free community?    (016)

> Of course, there is a lot more that won't come into existence, as
> well, because we'll all be making a living selling cars and what not.
> We'll code for fun, but that's about it.    (017)

Again, over a trillion dollars a year would still be spent on IT if all
shrinkwrapped software was free.    (018)

> I think the answer really lies in the middle ground somewhere.
> Unfettered capitalism is a disaster. Companies without conscience
> have made that clear. Socialism was equally a disaster. But
> well-constrained capitalism, like well-refereed football players,
> can have a lot of fun and get a lot done without hurting people.    (019)

All motives are "selfish" -- just the definition fo self changes,
sometimes smaller (meme, person), sometimes larger (family, company,
community, gaia).    (020)

> GPL strikes me as socialistic. MS strikes me as way to unfettered
> for anyone's taste. The middle ground strikes me as productive.    (021)

Politicians tried the middle ground before in the Civil War with the
Missouri compromise.
Worked for a while (ignoring the suffering of slaves, or nowadays,
millions of Aids victims each year in Africa).     (022)

Didn't work in the end, and lead to one of the most bloody conflicts in
U.S. history.     (023)

-Paul Fernhout
Kurtz-Fernhout Software 
Developers of custom software and educational simulations
Creators of the Garden with Insight(TM) garden simulator
http://www.kurtz-fernhout.com    (024)

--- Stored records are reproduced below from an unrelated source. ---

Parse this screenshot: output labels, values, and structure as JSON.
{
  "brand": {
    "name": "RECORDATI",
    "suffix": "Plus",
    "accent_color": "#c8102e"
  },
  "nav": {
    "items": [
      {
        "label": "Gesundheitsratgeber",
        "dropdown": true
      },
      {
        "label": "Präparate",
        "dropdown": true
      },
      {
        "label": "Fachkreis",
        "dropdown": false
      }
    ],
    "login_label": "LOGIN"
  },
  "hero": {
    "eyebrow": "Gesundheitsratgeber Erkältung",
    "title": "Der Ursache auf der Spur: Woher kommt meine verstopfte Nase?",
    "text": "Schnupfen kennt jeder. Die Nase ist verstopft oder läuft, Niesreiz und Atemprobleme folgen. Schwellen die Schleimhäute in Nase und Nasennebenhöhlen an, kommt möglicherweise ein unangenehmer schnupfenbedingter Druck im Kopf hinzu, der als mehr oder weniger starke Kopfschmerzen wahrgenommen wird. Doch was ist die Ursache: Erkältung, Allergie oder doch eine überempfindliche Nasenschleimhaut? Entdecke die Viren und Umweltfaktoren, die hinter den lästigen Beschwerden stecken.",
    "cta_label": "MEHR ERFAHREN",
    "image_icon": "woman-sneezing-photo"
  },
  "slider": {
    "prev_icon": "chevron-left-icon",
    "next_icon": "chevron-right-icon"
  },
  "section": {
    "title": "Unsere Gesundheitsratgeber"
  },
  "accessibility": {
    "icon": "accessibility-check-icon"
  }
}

> Paul Fernhout wrote:
> > The point is that we need a system that fights domination prone systems.
> > Your system just is another domination prone one -- not a
> > meta-domination-unprone one like the GPL.    (025)